To All ABSW Korean Students, Staff, Faculty, Trustees, and Alums:
While tensions on the Korean peninsula are decades old, recent events and statements have not only brought those difficulties into sharp relief, but alarmingly reintroduced the threat of nuclear holocaust to the escalating moment. Given the near adolescent bellicosity of the principal players in this confrontation, we all have reason to be alarmed. The growing nuclear weapons capability of North Korea and the increasingly confrontational and militaristic actions of our own government have given rise to fear and concern in every corner of the world, but perhaps nowhere greater than among those who live in Korea or who have families who do.
Today is Good Friday. It is a time when every Christian is painfully reminded of how the Prince of Peace was crucified in a time of suspicion, fear, and ignorance. We who would be Christ’s disciples are called to reflect upon and be ever-mindful of his crucifixion, seeing its message as not mere history, but as a present reality. Thus, we cannot remain silent as our Korean brothers and sisters tremble in anxiety while their nations posture and flex with such horrific weapons at the ready.
The possession of nuclear weapons, to threaten their use, or to actually do so is to play God, which is a sin. It is not only an act of unparalleled hubris, but it is to assume equivalency with the Creator of humankind. Those who are forced to live under the ominous cloud of such sinfulness suffer in untold ways. The nuclear presence and its implication of massive death and destruction only lead to psychic numbing and a disease of pessimism about the future. When leaders of nations with such weapons then threaten their actual use, the anxiety it produces is cancerous to the very fabric of that nation’s culture and identity, for the reality is that whoever is so foolish to use nuclear weapons condemns their nation to a devastating counter-attack. A generation ago we called it a deterrent and named it mutually-assured destruction (MAD). It was more than a theory then and it is more than a theory now. Its fatal flaw, of course, was that MAD assumed the other side would act rationally. We understand that flaw now, better perhaps than we ever have. We are acutely aware of the presence and consequence of irrational actors.
We must give witness to our faith. Thus, we condemn the development of any nuclear weapon. We condemn our complicity and lack of moral persuasiveness as a possessor of these weapons who would rail against others having them. It is we who made them the hallmark of power. In all cases we condemn the threat to use them, for in such threats any claim to being a wise and responsible possessor is erased.

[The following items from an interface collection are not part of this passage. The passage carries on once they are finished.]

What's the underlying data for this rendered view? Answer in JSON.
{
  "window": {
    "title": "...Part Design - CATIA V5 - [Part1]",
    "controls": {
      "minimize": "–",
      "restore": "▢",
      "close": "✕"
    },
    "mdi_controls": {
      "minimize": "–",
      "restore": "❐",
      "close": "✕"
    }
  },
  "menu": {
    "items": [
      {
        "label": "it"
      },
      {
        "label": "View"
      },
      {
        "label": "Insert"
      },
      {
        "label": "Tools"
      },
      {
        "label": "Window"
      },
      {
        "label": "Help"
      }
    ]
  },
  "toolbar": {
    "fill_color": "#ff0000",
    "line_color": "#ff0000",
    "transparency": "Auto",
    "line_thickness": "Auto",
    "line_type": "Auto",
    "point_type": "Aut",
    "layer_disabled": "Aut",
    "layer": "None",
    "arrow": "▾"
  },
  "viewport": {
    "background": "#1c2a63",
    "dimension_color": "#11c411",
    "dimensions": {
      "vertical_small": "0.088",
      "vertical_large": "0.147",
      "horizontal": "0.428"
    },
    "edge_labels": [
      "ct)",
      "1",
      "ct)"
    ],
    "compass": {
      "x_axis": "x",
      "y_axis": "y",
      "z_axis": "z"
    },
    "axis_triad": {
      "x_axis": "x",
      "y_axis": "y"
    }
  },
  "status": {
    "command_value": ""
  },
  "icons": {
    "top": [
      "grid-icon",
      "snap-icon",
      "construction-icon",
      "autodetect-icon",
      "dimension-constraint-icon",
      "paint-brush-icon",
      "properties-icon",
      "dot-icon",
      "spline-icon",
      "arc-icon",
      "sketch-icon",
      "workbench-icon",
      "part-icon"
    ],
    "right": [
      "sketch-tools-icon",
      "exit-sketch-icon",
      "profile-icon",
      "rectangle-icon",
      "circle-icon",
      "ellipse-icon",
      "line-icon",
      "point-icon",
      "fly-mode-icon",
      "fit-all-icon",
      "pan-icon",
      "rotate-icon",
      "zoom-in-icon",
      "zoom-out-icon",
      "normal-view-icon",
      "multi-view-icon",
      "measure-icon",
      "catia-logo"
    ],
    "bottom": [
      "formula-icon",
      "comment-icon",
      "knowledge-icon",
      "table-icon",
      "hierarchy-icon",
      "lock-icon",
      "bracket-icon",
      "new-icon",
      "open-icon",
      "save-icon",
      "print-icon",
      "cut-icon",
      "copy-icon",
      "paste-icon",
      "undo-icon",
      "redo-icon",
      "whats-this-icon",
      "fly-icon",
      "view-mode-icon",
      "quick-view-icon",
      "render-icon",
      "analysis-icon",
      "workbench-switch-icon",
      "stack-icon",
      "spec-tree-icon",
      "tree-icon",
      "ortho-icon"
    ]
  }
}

We must give witness to our faith. We offer our compassion, concern and care to all who are forced to live and breathe in the atmosphere of nuclear threats. May God hold you tenderly and grant you courage.
Today, Good Friday, we stand in the shadow of the Gethsemane and commit to work and pray for peace, knowing that resurrection is possible.
Rev. Nick Carter
President for the Interim
on behalf of the faculty
American Baptist Seminary of the West at
The Graduate Theological Union